Search the data for "Office". Return each matching line.

Entries from a dataset of interfaces:
==================================================
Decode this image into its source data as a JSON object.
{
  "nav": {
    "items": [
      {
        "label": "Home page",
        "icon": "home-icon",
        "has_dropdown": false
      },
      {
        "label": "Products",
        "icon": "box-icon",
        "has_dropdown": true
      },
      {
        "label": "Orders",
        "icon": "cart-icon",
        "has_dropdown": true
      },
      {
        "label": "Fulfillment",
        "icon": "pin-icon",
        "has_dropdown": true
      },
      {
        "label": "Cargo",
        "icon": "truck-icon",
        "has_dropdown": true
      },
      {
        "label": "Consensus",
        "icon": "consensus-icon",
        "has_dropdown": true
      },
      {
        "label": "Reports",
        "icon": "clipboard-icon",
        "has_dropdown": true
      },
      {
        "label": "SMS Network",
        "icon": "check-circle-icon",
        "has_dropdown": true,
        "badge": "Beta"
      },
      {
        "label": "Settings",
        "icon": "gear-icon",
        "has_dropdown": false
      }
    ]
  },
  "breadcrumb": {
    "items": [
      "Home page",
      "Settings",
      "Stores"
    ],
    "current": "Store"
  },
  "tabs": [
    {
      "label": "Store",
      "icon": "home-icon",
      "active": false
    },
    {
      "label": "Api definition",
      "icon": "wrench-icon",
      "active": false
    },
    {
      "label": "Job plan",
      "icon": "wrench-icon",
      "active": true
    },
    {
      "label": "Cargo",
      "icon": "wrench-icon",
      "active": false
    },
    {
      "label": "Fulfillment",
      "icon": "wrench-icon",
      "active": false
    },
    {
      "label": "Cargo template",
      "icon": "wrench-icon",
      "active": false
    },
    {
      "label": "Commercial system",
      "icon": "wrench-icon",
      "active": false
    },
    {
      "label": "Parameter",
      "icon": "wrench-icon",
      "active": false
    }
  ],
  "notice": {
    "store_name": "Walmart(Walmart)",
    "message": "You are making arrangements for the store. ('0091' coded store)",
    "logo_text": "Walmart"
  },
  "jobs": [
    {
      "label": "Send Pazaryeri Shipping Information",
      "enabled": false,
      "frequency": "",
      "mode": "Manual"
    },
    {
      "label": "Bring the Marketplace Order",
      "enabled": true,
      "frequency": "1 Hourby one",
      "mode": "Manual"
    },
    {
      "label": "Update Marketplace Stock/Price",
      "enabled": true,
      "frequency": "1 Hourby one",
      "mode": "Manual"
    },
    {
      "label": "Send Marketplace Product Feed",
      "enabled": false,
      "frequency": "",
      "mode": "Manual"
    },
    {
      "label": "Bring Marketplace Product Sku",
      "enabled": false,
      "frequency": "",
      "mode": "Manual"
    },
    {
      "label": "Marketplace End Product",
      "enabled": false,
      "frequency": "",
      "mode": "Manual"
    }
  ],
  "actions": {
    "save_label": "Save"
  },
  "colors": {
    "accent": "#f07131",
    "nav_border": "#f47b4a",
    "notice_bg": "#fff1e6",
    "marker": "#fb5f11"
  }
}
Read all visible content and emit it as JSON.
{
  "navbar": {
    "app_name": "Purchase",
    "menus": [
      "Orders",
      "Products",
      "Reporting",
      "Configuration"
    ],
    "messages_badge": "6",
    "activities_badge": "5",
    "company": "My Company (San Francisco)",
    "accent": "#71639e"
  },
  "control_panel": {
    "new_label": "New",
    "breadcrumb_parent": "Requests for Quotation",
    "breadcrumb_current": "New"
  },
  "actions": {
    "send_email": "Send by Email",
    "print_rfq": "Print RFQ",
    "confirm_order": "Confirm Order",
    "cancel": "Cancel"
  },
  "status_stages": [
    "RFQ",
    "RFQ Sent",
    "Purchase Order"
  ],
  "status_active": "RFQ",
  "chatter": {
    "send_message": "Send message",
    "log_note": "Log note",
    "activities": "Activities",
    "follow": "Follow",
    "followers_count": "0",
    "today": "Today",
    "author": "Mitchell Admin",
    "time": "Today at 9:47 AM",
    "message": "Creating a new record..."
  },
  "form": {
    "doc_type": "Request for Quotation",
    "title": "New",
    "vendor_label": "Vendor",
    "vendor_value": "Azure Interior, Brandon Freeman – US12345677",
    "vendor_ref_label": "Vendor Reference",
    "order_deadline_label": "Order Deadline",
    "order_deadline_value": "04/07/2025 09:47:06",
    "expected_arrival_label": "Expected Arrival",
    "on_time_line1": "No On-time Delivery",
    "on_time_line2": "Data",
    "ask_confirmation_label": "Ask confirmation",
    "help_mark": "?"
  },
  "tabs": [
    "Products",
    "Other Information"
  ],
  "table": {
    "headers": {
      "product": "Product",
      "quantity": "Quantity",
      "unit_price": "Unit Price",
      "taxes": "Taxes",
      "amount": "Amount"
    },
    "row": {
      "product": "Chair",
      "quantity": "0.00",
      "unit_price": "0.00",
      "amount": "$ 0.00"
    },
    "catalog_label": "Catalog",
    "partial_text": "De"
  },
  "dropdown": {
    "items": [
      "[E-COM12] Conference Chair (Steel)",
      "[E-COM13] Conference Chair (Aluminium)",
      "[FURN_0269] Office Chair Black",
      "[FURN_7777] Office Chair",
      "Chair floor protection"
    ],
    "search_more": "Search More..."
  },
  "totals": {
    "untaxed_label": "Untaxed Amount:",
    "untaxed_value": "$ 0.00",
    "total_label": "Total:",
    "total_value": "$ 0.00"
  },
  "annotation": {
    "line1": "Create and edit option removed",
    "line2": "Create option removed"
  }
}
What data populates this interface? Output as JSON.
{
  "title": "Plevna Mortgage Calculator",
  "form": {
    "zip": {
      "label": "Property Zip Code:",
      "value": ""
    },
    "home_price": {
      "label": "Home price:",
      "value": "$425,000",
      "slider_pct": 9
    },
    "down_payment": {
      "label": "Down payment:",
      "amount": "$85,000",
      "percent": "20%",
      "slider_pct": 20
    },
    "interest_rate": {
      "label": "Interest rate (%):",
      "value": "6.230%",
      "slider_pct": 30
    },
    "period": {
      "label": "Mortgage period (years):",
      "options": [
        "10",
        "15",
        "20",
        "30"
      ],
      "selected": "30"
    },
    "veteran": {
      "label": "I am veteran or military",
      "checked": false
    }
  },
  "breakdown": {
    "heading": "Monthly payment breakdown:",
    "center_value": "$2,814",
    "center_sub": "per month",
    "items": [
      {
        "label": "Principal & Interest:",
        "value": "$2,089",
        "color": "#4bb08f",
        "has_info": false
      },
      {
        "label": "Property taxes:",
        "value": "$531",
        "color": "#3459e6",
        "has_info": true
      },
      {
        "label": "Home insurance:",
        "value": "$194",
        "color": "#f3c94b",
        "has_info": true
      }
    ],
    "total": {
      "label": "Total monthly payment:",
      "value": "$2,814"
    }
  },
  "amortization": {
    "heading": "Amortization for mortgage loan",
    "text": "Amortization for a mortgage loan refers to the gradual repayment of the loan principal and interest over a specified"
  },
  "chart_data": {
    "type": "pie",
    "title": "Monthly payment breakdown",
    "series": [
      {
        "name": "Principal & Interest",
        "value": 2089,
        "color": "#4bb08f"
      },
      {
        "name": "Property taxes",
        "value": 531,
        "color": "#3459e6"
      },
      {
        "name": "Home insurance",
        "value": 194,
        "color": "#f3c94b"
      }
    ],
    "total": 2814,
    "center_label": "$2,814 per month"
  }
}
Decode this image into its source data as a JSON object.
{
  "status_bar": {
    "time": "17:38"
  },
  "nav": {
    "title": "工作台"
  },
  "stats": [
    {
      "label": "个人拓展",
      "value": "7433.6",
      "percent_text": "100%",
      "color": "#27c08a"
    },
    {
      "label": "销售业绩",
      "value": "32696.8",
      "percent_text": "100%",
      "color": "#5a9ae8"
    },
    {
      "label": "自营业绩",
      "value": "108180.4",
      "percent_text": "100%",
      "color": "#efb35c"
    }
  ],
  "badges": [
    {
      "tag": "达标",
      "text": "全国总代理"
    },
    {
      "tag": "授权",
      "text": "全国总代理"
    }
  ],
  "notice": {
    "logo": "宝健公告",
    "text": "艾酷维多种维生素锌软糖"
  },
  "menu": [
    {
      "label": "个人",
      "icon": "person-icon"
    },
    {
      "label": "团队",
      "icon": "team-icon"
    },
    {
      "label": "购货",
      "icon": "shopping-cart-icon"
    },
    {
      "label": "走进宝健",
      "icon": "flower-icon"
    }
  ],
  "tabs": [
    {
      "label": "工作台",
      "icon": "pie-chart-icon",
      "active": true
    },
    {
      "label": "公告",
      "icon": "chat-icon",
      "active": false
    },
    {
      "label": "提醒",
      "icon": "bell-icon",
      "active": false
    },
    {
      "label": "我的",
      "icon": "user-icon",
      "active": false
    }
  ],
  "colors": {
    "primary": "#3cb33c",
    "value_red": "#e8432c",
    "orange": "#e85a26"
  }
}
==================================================
> Result of this exercise
      "[FURN_0269] Office Chair Black",
      "[FURN_7777] Office Chair",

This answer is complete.